Environment Perspective Top Travel

Where is American wilderness? Not at Acadia National Park

From the top of Cadillac Mountain, visitors to Acadia National Park can see many islands in the Gulf of Maine. (Joanna Koter/YJI)

ACADIA NATIONAL PARK, Maine, U.S.A. – Thinking about North America, I have always had this image in my head of dramatic landscapes, wild forests, and moose running around in the woods. On the other side, there were the desolate red rocks of Arizona and the Grand Canyon.

Perhaps this had been influenced by the National Geographic magazines I browsed through growing up, and the national parks documentaries on TV.

At the Thunder Hole attraction at Acadia National Park, visitors stand behind guardrails next to a crevice in the rock. When the tide comes in, the rushing water can sound like thunder. (Joanna Koter/YJI)

There were, of course, big cities like New York and the never-ending suburbs, but a large part of my impression of America was the wilderness.

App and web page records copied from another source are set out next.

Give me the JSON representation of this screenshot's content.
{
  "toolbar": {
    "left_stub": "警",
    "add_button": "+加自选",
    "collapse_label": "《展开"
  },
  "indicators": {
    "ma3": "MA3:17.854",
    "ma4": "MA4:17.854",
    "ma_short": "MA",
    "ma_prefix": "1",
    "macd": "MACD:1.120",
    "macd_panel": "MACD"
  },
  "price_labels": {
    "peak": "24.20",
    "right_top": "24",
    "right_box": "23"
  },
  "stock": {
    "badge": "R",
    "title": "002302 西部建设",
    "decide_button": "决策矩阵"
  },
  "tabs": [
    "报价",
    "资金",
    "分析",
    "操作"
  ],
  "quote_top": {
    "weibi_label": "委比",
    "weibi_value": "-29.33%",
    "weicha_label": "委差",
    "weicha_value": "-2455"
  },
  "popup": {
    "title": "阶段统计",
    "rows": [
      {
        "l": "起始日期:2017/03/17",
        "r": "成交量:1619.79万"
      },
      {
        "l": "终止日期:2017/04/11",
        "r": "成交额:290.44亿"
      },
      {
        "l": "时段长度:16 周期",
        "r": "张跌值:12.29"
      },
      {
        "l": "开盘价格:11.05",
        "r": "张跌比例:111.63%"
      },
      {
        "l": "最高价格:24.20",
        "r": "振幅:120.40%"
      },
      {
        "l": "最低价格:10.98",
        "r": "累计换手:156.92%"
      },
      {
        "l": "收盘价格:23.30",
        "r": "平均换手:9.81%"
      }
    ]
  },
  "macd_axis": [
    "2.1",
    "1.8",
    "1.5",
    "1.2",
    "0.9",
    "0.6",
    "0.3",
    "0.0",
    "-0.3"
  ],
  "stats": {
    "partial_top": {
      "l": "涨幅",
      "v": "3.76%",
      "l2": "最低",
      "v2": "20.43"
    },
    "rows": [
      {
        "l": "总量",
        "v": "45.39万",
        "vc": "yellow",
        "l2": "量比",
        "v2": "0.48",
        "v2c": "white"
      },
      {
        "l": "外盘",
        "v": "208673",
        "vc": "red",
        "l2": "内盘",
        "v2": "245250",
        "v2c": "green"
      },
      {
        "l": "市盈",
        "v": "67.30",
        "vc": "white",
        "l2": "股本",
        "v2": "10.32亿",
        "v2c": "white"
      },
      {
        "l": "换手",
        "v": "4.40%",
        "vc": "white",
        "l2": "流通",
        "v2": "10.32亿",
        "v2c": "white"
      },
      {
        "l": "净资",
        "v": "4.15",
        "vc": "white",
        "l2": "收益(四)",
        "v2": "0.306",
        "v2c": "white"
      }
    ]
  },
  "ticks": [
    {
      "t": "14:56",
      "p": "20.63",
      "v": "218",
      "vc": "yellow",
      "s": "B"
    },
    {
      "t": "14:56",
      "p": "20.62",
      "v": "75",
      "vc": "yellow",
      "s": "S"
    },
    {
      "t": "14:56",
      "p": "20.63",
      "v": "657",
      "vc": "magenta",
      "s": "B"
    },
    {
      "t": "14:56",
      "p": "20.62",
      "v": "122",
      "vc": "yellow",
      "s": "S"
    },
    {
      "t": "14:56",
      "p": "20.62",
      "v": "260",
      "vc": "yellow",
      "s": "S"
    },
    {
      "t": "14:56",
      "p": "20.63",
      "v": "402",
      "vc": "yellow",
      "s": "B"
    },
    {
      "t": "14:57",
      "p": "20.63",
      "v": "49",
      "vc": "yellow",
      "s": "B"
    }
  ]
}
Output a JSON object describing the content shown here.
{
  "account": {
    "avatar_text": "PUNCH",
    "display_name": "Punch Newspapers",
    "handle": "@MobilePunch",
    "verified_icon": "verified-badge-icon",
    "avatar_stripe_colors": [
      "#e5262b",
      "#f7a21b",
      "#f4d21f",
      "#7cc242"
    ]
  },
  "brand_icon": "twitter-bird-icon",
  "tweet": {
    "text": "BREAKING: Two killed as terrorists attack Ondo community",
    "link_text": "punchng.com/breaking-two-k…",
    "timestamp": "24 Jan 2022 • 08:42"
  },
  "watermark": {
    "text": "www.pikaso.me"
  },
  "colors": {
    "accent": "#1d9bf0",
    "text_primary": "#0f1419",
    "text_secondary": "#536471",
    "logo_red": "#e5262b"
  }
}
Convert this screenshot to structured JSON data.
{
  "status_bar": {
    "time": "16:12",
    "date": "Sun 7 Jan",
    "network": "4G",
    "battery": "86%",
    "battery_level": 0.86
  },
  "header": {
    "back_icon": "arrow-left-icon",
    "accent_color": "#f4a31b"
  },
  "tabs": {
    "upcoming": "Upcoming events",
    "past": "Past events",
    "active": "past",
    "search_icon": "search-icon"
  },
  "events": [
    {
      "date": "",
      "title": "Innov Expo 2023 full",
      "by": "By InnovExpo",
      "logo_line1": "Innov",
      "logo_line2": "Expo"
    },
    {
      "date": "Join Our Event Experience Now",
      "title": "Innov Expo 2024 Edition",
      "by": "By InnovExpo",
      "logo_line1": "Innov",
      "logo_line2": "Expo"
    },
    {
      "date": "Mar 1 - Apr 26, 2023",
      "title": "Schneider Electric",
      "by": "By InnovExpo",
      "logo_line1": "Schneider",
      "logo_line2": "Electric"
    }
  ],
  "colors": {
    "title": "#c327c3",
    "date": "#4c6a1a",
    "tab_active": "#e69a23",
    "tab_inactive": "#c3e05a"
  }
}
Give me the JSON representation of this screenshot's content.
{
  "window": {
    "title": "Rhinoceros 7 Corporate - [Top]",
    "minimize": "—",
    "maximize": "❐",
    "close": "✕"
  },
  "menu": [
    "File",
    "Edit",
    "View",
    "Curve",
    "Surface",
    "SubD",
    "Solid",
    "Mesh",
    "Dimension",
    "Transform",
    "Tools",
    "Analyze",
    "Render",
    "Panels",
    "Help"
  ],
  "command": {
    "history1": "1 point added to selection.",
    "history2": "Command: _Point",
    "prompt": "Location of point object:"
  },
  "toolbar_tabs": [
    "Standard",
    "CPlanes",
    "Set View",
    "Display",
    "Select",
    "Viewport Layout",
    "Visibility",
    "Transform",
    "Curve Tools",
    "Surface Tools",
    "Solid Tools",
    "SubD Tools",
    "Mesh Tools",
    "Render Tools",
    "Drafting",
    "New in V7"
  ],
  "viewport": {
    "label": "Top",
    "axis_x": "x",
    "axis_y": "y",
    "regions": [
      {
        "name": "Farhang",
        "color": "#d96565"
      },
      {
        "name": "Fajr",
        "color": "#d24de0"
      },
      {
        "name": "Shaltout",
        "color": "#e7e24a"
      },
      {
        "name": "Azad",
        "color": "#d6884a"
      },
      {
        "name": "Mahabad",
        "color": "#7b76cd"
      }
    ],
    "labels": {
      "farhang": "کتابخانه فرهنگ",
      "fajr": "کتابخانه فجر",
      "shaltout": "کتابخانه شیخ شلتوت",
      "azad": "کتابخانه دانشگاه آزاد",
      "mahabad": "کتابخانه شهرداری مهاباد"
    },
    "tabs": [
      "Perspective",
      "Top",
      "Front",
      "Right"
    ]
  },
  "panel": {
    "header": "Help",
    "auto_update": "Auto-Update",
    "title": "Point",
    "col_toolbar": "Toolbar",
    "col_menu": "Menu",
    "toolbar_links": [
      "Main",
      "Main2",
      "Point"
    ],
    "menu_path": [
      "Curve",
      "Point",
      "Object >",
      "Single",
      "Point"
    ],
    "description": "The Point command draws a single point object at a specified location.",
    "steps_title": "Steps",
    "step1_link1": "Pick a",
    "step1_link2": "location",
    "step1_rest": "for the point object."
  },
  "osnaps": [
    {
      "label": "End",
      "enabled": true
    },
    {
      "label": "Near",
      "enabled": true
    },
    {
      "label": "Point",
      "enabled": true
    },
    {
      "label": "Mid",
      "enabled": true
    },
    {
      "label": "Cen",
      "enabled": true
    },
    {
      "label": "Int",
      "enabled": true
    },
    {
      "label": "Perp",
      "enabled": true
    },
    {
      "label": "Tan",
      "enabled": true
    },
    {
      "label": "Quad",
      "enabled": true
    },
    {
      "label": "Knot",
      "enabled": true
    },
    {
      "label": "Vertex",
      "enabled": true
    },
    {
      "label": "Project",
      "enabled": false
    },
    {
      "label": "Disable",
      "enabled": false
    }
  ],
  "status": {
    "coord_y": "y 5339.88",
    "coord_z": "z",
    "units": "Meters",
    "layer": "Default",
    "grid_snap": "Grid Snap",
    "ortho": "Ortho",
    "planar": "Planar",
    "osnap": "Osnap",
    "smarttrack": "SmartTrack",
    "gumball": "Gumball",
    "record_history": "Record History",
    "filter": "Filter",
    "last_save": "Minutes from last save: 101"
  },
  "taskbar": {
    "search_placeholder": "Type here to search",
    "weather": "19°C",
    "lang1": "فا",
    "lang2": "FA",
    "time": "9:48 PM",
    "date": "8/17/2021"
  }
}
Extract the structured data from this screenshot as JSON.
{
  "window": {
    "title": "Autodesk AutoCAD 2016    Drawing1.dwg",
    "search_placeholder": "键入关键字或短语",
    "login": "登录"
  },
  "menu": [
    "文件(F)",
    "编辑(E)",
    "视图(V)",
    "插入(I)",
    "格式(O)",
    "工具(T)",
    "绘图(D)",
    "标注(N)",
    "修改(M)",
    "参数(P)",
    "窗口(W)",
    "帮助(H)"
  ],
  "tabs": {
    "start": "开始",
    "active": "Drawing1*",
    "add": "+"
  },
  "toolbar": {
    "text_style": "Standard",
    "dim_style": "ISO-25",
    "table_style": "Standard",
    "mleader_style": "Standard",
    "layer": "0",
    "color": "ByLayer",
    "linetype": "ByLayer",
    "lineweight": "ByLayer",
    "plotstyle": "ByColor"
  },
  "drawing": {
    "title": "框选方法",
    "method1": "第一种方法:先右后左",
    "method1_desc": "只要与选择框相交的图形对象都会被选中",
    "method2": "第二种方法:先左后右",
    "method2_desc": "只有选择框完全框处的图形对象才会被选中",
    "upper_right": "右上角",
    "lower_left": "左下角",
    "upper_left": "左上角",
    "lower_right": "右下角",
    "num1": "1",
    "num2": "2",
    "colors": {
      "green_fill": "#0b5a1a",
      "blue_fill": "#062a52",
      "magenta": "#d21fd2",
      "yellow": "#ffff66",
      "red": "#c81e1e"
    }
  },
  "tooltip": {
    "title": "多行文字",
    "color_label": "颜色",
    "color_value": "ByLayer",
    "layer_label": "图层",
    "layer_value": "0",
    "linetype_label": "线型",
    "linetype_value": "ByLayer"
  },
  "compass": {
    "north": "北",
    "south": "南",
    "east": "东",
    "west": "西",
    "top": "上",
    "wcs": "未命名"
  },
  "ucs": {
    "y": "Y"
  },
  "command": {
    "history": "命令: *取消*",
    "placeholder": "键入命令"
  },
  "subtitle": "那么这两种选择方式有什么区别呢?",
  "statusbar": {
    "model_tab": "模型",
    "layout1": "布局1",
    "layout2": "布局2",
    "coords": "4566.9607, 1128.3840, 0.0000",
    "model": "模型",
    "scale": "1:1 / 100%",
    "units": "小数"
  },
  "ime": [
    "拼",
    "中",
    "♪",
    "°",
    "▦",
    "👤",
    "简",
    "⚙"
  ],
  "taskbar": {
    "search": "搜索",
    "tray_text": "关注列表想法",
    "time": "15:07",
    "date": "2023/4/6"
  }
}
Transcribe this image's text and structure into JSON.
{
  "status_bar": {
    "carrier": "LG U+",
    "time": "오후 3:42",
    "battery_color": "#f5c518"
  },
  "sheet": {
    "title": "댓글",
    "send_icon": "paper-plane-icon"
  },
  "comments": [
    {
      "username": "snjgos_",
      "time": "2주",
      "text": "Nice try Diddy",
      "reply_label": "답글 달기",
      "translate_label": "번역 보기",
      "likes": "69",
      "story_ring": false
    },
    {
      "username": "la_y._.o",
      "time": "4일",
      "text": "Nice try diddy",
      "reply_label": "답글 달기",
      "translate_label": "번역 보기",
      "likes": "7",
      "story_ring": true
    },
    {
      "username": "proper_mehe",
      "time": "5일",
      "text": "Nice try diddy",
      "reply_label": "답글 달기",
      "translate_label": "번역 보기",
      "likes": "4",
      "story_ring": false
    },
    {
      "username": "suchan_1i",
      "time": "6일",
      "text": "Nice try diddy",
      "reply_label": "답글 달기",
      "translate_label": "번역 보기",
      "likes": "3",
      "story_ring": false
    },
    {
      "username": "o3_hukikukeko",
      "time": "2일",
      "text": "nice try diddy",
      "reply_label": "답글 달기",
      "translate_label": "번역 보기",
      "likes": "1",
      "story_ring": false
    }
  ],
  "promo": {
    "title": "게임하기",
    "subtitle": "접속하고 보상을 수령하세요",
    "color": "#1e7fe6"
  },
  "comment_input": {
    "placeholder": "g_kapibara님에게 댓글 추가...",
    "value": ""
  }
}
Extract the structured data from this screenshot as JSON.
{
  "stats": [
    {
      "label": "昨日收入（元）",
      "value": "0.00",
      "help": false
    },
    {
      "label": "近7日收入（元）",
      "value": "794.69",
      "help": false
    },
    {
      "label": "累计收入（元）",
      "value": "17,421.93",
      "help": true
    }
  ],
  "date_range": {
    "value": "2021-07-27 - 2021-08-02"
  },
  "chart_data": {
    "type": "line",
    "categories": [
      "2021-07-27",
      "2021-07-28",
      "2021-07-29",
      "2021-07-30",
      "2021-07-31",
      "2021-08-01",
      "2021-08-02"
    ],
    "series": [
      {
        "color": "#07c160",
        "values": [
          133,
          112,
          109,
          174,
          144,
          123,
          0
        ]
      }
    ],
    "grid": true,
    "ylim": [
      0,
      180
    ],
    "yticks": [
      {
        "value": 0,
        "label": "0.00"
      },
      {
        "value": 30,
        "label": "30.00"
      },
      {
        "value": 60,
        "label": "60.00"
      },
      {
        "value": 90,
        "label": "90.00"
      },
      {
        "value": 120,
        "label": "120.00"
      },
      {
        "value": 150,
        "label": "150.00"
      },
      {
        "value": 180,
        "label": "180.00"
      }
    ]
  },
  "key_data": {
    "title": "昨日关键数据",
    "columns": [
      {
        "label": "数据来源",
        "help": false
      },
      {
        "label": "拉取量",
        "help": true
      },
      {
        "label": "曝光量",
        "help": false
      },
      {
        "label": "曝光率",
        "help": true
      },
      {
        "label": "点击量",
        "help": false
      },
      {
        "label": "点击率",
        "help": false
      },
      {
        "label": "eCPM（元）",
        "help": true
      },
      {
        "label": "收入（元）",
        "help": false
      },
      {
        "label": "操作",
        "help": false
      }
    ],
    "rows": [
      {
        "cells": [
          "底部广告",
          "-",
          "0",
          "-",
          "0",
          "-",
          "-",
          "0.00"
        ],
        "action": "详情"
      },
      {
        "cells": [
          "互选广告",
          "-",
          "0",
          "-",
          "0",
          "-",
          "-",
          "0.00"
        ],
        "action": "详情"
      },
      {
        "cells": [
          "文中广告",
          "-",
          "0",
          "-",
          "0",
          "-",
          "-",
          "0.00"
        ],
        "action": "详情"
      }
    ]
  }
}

Having the opportunity to visit the Acadia National Park with fellow Youth Journalism International students in August got me really excited, as I could finally realize my dream of seeing the “wild side of America.” The park certainly struck me as a beautiful place, but this was not the only observation that I made.

Acadia is a constellation of islands populated by coniferous trees, with mountains whose summits offer great views of the national park. For many, it is a mandatory stop on the trip around coastal Maine.

However, the thing that drew my attention during the trip the most was how much Acadia was not wild, not really. There is this common conviction that national parks are areas of un-defiled wilderness, places where one can escape the constraints of the civilization. And a lot of photos that tourists take on their visits present the park this way.

Yet, when standing atop Cadillac Mountain, you cannot take out man-made features of the landscape you are seeing. There are cruise ships cutting across the water; there is the noise of engines and visitors chatting in a multitude of languages; there are the roads marking the sides of the islands, ropes marking the side of the trail, and perhaps the smell of car exhaust or coffee from the shops down in Bar Harbor.

The Loop Road in Acadia National Park has a fair amount of vehicle traffic. Pedestrians can walk on a path next to the road. (Joanna Koter/YJI)

The desire to preserve the wilderness of the coast created a whole new landscape: one tailored for the tourists instead of the wildlife.

You can tour Acadia and “experience” nature without ever leaving your car seat, as high quality roads lead all the way around Mount Desert Island. You can safely watch the waves crash inside Thunder Hole, one of the park’s features, and get the idea of the sheer force of the ocean without getting a drop of water on your skin.

Acadia is a safe place to see pretty landscapes. You may opt for the drive-thru national park experience, or you may step off the paved road and hike your way through the marked trails leading across the forests, carefully carved-out of the slopes of the island.

I really enjoyed taking in the views of Acadia, yet I must say that if you really want to find wilderness, you will not find it advertised in a brochure.

Joanna Koter is a Correspondent with Youth Journalism International.

Acadia National Park in Maine is nearly surrounded by ocean. (Joanna Koter/YJI)

Leave a Comment